European leaders hope the start Tuesday of indirect talks in Vienna between the United States and Iran about reviving an international deal to limit Tehran’s nuclear capabilities, will realign Washington and European policy toward the Islamic Republic.
Then-U.S. President Donald Trump’s withdrawal from the international deal in 2018 and a reimposition of American sanctions on Iran were a major irritant in relations between the U.S. and Europe.
U.S. and Iranian officials from Tehran and Washington are set to hold talks through European intermediaries on the margins of a meeting among Iran and European nations, China and Russia, co-signatories of the landmark 2015 international accord, which restricted Iran’s nuclear program in return for relief from U.S. and international sanctions.
The U.S. delegation is headed by the Biden administration’s special envoy for Iran, Rob Malley.
The accord is known formally as the Joint Comprehensive Plan of Action (JCPOA). Trump withdrew from the agreement, arguing it was ineffective and was doing nothing to halt “malign” Iranian activities in the Middle East, including the Persian Gulf.

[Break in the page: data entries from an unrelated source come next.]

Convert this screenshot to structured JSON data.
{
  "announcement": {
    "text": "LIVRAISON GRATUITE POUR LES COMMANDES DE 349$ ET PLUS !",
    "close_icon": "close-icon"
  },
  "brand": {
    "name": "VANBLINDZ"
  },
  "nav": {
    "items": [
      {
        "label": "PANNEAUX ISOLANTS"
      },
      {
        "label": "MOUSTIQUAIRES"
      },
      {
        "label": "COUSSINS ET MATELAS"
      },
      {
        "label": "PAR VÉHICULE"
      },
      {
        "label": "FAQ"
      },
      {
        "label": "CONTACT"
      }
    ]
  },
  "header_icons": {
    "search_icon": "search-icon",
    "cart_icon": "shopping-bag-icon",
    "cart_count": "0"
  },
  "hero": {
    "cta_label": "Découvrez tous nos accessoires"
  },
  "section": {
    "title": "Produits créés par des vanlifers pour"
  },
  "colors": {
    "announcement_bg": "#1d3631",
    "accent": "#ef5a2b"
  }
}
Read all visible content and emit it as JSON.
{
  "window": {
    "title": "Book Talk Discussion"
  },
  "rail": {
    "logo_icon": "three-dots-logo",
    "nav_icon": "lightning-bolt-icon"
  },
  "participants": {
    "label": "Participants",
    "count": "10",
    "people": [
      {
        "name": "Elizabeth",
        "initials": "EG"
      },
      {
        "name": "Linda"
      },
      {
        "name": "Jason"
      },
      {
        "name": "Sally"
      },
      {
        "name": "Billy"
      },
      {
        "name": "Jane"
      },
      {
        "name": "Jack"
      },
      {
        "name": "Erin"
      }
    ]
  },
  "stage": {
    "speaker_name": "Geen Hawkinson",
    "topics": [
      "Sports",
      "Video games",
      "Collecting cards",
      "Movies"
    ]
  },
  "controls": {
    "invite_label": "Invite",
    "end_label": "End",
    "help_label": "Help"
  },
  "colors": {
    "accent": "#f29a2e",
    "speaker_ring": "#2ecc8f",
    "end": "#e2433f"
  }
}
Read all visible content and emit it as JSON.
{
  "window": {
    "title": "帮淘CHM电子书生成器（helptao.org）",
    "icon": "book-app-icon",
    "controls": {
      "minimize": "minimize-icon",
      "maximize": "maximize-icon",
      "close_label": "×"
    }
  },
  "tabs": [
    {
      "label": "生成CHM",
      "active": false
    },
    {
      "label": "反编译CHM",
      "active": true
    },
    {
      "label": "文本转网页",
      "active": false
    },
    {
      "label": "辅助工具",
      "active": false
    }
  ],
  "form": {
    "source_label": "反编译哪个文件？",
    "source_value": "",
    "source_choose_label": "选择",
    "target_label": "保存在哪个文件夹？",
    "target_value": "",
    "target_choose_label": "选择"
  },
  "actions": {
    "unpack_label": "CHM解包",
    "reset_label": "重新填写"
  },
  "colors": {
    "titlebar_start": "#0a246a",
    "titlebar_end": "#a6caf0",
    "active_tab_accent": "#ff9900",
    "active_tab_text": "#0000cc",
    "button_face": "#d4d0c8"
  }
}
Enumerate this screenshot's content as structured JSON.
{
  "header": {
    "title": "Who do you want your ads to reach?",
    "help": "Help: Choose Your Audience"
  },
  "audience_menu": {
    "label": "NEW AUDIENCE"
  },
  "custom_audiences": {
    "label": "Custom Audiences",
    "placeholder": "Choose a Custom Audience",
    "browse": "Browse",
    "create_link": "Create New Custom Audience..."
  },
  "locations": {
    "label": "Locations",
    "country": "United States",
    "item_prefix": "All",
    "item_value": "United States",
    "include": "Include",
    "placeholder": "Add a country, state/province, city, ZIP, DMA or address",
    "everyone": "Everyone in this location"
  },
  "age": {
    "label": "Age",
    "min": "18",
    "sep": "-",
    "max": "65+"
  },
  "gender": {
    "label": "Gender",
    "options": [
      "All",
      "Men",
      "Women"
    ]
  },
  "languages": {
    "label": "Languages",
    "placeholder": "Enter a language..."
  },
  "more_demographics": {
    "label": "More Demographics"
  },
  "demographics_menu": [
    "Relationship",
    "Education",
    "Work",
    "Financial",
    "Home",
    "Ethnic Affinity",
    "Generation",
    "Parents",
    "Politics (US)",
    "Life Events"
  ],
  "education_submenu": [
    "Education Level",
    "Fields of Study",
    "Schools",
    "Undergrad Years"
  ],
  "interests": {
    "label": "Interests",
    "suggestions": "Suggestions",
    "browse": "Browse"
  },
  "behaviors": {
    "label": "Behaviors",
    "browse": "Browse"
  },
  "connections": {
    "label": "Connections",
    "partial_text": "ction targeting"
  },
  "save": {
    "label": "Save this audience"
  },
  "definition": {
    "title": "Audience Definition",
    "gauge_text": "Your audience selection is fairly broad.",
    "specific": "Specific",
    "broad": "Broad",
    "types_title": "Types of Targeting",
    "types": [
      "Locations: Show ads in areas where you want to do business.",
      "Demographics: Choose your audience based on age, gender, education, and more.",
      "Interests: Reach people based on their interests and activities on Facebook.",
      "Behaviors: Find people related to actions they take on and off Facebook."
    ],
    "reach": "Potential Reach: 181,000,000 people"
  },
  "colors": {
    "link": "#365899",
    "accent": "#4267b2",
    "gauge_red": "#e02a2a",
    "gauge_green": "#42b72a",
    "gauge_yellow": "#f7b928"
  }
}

Trump opted instead for what he dubbed a “maximum pressure” campaign on Iran and not only restricted Iran’s ability to sell oil on international markets but also threatened sanctions against foreign companies, including European firms, which chose to trade with Iran. The French energy giant Total was forced to abandon a $4 billion oil deal.
Since the U.S. withdrawal from the deal, Tehran has been violating the restrictions on the amount of enriched uranium it can stockpile, a move partly aimed at pressuring Britain, France and Germany, all signatories, to offset the impact of the reimposed U.S. sanctions. Last September, the three European countries summoned Iran's envoys to admonish them for “serious and constant violations.”
Last week, the International Atomic Energy Agency reported Iran had stepped up production of enriched uranium.
The Europeans are in the process of toughening their strategy toward Iran when it comes to alleged human rights abuses. European Union envoys are set to agree Wednesday on sanctions against several Iranian officials for rights violations, the first set of fresh measures to be imposed by the bloc since 2013, two years before the signing of the JCPOA. The punitive move could complicate efforts to salvage the accord, say analysts.
On the eve of the Vienna talks, Dominic Raab, Britain’s foreign minister, told his Iranian counterpart, Mohammad Javad Zarif, that London would try to ensure that the nuclear negotiations “bear fruit.”
If the accord is to be revived, it will involve a choreographed diplomatic dance, say Western diplomats. Iran had been saying it will only move back into compliance after the U.S. has lifted sanctions. But there have been signs that Tehran is willing to drop its insistence that Washington lifts its unilateral sanctions as a precondition to renewed negotiations.
Zarif indicated in a tweet last week a compromise is possible whereby the U.S. finalizes the lifting of sanctions at the same time the Iranians take the required steps to move back into nuclear compliance.
Ned Price, U.S. State Department spokesman, Monday also suggested the two sides could move in tandem, saying, “The primary issues that will be discussed are the nuclear steps that Iran would need to take to return to compliance with the [deal], and the sanctions relief steps that the United States would need to take to return to compliance as well.”
But he said the Biden administration does not underestimate the scale of the challenges ahead.
“What’s promising about the Vienna talks is there seems to be an understanding now by both the Biden administration and the Iranians that neither side is going to go first,” said Suzanne DiMaggio, an analyst at the Carnegie Endowment for International Peace, a Washington-based research organization.
She added, “It may seem like semantics, and maybe it is, but I think what we have is at least the germ of a process whereby both sides can say we’re moving simultaneously. Both sides can save a little face and put together the roadmap going forward.”
As diplomatic maneuvers unfold in Vienna, Republican lawmakers in Washington opposed to the negotiations are maintaining a drumbeat of disapproval.
Senator Tom Cotton tweeted: “Just five months ago, Iran admitted to hiding nuclear research and gave no indication they would stop.
As President Biden races back to the negotiating table, Iran shows no willingness to change its behavior.”
Some analysts, though, calculate political opposition in Washington will make little difference to the course of the nuclear negotiations. According to Thomas Countryman, a former State Department official, President Joe Biden has the authority already to lift sanctions. And he “has the support of a substantial part of Congress — more than 150 members of the House have signed a letter supporting rapid return.”